Task directions
Print the listing in full, keeping every line exactly as it is.

Supplied entries

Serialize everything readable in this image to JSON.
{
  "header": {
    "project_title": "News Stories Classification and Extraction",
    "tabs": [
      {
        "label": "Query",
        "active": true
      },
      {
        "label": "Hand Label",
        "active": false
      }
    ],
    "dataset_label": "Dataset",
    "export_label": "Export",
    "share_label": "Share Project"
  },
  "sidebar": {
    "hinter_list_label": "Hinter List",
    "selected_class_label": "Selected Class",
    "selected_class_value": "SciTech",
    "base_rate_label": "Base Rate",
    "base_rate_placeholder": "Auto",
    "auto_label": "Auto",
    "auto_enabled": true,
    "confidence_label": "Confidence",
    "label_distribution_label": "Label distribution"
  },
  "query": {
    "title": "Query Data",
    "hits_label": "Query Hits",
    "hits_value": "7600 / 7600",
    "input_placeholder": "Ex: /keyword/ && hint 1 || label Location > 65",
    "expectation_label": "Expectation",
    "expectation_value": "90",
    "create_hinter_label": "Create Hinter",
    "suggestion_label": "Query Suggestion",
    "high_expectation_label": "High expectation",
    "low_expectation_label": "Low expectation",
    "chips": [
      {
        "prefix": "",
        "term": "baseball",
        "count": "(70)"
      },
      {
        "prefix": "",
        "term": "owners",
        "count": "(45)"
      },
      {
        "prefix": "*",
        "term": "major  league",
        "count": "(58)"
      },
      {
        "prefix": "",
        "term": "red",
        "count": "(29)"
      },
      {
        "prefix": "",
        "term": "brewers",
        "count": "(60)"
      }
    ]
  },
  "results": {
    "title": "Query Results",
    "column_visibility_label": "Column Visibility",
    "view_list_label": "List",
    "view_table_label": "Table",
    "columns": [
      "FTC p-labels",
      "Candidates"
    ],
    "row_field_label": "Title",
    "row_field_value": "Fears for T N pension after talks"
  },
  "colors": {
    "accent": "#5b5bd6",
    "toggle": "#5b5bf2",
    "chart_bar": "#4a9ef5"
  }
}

Answer to the exercise
Serialize everything readable in this image to JSON.
{
  "header": {
    "project_title": "News Stories Classification and Extraction",
    "tabs": [
      {
        "label": "Query",
        "active": true
      },
      {
        "label": "Hand Label",
        "active": false
      }
    ],
    "dataset_label": "Dataset",
    "export_label": "Export",
    "share_label": "Share Project"
  },
  "sidebar": {
    "hinter_list_label": "Hinter List",
    "selected_class_label": "Selected Class",
    "selected_class_value": "SciTech",
    "base_rate_label": "Base Rate",
    "base_rate_placeholder": "Auto",
    "auto_label": "Auto",
    "auto_enabled": true,
    "confidence_label": "Confidence",
    "label_distribution_label": "Label distribution"
  },
  "query": {
    "title": "Query Data",
    "hits_label": "Query Hits",
    "hits_value": "7600 / 7600",
    "input_placeholder": "Ex: /keyword/ && hint 1 || label Location > 65",
    "expectation_label": "Expectation",
    "expectation_value": "90",
    "create_hinter_label": "Create Hinter",
    "suggestion_label": "Query Suggestion",
    "high_expectation_label": "High expectation",
    "low_expectation_label": "Low expectation",
    "chips": [
      {
        "prefix": "",
        "term": "baseball",
        "count": "(70)"
      },
      {
        "prefix": "",
        "term": "owners",
        "count": "(45)"
      },
      {
        "prefix": "*",
        "term": "major  league",
        "count": "(58)"
      },
      {
        "prefix": "",
        "term": "red",
        "count": "(29)"
      },
      {
        "prefix": "",
        "term": "brewers",
        "count": "(60)"
      }
    ]
  },
  "results": {
    "title": "Query Results",
    "column_visibility_label": "Column Visibility",
    "view_list_label": "List",
    "view_table_label": "Table",
    "columns": [
      "FTC p-labels",
      "Candidates"
    ],
    "row_field_label": "Title",
    "row_field_value": "Fears for T N pension after talks"
  },
  "colors": {
    "accent": "#5b5bd6",
    "toggle": "#5b5bf2",
    "chart_bar": "#4a9ef5"
  }
}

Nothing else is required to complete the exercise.